Soon cancer patients will receive radiotherapy in a more comfortable position as part of a new Peter MacCallum Cancer Centre project funded through Cancer Council Victoria’s research grants program.

Researchers are designing and manufacturing a state-of-the-art radiotherapy chair to better target cancer cells and provide much-needed comfort for patients.

Radiotherapy is presently delivered with patients lying down on a flat hard carbon-fibre treatment couch. The innovative project is setting out to transform the treatment experience for cancer patients undergoing radiotherapy.

Associate Professor Nicholas Hardcastle, who is leading the research project for the next two years, said: “Many radiotherapy patients cannot tolerate lying down, including those with head, neck, or lung cancers, as they can have problems with swallowing, breathing or might suffer from chronic musculoskeletal conditions.

“If a patient is in an upright position, it is not only more comfortable, but it alters the patient anatomy.

“This chair may reduce collateral radiation dose to radiation-sensitive organs that can lead to painful side-effects, such as damage to the lungs and a higher risk of cardiac events.”

A/Prof Hardcastle said half of all cancer patients can benefit from radiation therapy during their cancer treatment.

“Radiation is a very common and beneficial form of treatment for many cancers, in particular, for patients with head, neck, or lung cancers,” A/Prof Nicholas Hardcastle added.

“Treating these patients in an upright position will not only improve a patient’s comfort but will allow them to receive life-saving treatment on an ongoing basis,” A/Prof Hardcastle added.

A/Prof Hardcastle also believes that this chair, once completed, will allow for the development of a first-of-its-kind mobile radiation treatment truck, which could reach thousands of cancer patients living in regional or remote areas.

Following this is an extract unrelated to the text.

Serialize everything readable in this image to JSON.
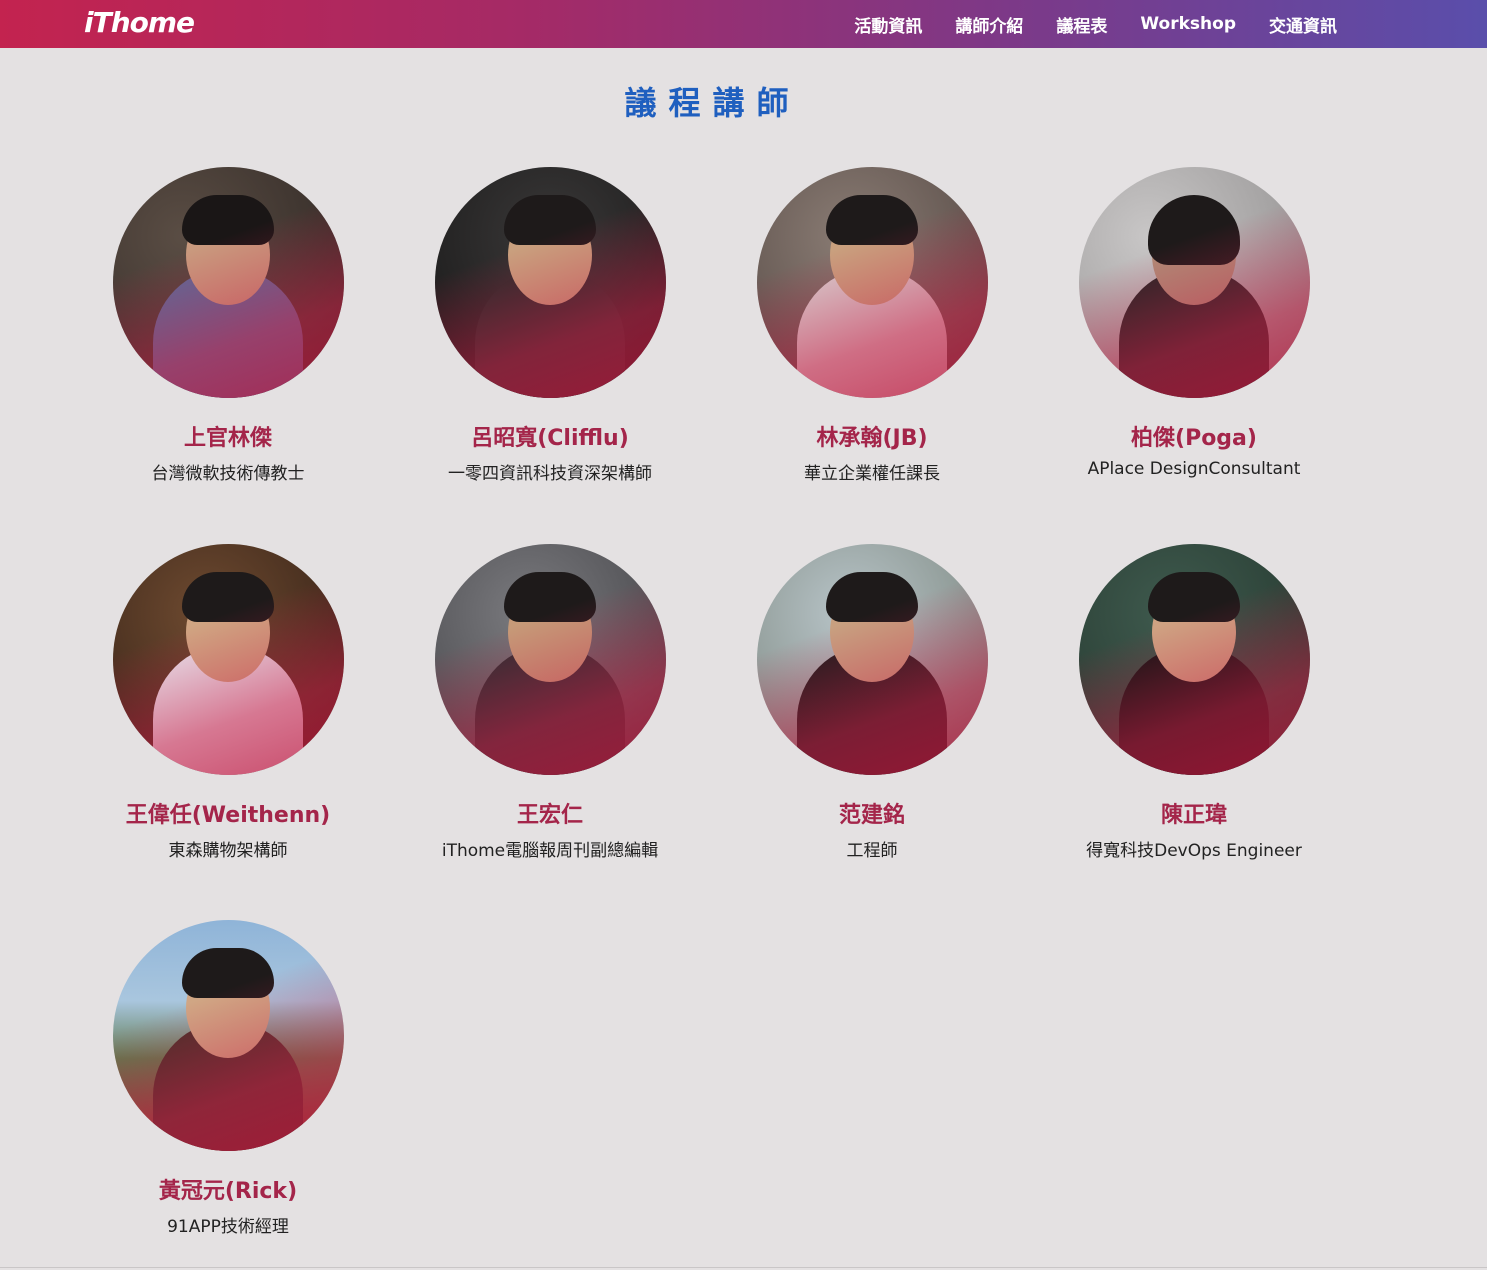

“Treating patients who are lying down requires expensive technology and needs ample physical space. As a result, radiotherapy is typically only offered in large metropolitan hospitals, leading to inequity in access to treatment.

“Developing smaller equipment, like this chair, could be made mobile and improve access to radiotherapy in regional and remote areas. It has the potential to be a game-changer for thousands of regional cancer patients across the country,” A/Prof Hardcastle added.

A/Prof Hardcastle hopes the chair will be ready to be used in clinical trials by the end of the year.

This work is one of 15 cancer research projects awarded $3.9 million in grants from Cancer Council Victoria in February.

Associate Professor Tom John, Professor Mark Dawson, Professor Sarah-Jane Dawson, Professor Ricky Johnstone and Professor Joseph Trapani were also awarded funding through the Cancer Council Victoria's Grants-in-Aid program.

Cancer Council Victoria has awarded more than $60 million in grants over the last decade and CEO Todd Harper is proud to support Victoria’s leading cancer researchers in their research goals.

“As the largest non-government funder of cancer research in Victoria, we have been awarding fellowships and grants to the very best and brightest cancer researchers for more than 60 years. We are thrilled to be awarding 15 more grants to similarly highly-regarded researchers today,” Mr Harper added.

Cancer Council Victoria supports cancer research projects that are at varying stages of development.

“These projects have the potential to be not only game-changing, but lifesaving, in their impact on people with cancer,” Mr Harper continued.

“Our grants are entirely donor funded and highlight just how important our supporters – the generous Victorian public – are in helping us work towards the next cancer breakthrough.

“The time is now to continue funding our incredible researchers as we work toward a cancer-free future,” Mr Harper added.